**Data to use**

------------------------------------

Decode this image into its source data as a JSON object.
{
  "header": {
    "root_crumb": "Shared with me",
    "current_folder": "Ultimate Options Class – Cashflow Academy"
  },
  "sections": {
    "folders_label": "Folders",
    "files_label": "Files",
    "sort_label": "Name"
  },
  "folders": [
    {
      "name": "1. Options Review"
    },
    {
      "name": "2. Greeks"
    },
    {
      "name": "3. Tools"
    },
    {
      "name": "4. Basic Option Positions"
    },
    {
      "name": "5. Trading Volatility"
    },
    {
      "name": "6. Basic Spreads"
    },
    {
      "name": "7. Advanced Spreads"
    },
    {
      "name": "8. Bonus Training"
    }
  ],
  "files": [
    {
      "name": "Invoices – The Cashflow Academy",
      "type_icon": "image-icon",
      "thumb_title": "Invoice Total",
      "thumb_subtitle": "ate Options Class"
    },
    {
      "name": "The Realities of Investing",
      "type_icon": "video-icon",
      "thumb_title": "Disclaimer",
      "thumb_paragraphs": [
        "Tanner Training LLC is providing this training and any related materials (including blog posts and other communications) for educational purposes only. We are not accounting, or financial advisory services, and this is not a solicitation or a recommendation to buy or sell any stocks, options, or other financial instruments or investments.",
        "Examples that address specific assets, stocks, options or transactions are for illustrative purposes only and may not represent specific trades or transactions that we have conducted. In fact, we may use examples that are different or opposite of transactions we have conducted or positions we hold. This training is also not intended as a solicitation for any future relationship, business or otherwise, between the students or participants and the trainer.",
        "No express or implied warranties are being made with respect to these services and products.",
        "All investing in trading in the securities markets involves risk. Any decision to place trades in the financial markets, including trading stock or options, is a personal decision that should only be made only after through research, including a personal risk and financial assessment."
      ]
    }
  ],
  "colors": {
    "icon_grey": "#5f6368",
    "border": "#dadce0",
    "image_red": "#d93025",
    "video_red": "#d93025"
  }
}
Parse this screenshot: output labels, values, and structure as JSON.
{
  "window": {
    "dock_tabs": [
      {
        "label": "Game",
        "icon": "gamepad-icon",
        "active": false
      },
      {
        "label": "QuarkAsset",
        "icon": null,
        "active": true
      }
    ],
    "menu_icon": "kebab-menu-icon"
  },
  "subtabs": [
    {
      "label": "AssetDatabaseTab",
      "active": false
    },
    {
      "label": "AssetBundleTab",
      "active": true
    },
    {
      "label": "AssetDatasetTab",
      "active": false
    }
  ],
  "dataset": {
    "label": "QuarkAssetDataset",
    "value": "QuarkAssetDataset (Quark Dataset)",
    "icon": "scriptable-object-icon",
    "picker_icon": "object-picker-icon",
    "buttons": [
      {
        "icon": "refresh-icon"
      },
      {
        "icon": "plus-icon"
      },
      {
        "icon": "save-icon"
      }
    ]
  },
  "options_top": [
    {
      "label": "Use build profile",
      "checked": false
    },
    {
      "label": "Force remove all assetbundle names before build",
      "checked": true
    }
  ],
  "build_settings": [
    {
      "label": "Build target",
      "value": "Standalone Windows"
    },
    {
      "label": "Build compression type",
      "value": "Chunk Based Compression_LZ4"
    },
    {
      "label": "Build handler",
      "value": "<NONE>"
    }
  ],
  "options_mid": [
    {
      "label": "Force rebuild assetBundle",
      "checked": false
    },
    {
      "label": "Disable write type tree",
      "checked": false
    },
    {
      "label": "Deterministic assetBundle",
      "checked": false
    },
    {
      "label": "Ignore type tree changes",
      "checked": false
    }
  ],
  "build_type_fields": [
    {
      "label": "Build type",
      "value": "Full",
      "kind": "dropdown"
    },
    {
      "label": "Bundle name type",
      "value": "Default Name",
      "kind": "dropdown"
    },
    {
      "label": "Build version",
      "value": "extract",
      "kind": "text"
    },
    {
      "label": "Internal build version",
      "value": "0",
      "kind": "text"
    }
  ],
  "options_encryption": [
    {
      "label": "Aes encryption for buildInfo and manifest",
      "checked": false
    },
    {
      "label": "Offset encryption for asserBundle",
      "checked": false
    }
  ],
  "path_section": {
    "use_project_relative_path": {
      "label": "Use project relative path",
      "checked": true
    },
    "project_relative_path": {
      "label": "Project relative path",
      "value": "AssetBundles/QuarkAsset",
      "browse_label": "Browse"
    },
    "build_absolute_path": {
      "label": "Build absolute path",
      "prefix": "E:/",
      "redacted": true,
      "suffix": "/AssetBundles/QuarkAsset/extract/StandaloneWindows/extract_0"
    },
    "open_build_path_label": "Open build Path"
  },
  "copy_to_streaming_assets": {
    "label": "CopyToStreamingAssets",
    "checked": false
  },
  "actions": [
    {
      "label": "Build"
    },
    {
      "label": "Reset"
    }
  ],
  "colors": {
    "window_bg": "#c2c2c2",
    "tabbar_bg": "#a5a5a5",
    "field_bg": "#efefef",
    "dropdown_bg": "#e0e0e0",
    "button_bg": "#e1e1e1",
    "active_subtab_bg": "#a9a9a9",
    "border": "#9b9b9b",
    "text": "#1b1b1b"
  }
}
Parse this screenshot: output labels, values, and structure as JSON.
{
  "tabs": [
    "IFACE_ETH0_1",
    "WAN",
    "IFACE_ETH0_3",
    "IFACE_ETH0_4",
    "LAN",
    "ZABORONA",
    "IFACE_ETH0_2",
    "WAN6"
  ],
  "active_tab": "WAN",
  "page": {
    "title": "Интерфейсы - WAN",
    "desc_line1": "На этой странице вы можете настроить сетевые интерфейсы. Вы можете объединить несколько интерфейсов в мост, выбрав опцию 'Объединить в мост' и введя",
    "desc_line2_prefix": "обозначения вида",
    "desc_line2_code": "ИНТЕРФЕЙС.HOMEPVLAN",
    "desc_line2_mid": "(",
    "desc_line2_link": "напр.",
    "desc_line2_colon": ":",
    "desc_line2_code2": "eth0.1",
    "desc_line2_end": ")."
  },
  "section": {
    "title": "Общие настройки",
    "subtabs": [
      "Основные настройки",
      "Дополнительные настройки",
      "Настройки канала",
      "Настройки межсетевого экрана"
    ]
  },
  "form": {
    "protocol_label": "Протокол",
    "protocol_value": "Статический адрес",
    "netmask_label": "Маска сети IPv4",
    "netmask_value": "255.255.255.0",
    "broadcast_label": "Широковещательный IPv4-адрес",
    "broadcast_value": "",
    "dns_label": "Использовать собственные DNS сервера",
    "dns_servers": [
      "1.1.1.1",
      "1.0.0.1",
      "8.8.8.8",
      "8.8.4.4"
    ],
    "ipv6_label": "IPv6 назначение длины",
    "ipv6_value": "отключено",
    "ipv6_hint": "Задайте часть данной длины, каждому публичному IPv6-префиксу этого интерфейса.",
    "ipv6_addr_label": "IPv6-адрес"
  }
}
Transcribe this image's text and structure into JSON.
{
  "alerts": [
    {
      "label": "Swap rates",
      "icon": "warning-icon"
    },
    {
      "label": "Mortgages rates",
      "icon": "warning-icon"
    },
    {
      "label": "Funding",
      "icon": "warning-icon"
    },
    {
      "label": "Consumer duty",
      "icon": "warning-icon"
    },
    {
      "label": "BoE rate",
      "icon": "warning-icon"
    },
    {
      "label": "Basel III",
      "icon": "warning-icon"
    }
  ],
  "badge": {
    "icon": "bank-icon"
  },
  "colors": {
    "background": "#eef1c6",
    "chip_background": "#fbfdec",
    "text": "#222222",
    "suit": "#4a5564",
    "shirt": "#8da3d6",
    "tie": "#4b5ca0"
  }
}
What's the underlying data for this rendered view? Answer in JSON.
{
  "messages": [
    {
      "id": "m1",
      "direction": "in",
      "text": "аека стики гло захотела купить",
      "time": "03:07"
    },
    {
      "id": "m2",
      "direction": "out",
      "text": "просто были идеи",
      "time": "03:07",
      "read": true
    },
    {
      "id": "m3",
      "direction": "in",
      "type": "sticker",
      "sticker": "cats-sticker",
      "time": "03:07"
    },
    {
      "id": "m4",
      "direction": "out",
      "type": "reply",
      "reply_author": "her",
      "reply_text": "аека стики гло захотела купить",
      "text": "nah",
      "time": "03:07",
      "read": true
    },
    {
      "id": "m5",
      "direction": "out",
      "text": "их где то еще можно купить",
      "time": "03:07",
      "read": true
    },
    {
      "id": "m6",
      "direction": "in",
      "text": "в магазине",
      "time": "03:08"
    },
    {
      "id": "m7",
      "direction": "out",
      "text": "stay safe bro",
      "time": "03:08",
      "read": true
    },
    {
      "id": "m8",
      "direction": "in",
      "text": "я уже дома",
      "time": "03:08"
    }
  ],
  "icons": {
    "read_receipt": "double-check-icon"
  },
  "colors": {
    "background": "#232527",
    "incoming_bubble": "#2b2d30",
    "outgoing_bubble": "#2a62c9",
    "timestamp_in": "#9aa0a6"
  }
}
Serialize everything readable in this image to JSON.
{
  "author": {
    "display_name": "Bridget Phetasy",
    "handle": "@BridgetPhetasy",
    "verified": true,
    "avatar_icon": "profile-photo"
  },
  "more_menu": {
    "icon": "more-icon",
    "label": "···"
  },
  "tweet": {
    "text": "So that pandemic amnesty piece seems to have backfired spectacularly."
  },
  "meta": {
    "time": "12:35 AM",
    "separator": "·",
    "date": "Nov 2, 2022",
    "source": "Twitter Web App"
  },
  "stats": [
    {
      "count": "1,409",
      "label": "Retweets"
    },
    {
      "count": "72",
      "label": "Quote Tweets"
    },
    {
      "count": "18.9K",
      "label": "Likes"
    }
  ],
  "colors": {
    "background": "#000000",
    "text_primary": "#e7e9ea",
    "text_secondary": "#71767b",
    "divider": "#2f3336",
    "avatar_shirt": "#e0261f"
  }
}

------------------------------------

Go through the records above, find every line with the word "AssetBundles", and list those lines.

**Result**
      "value": "AssetBundles/QuarkAsset",
      "suffix": "/AssetBundles/QuarkAsset/extract/StandaloneWindows/extract_0"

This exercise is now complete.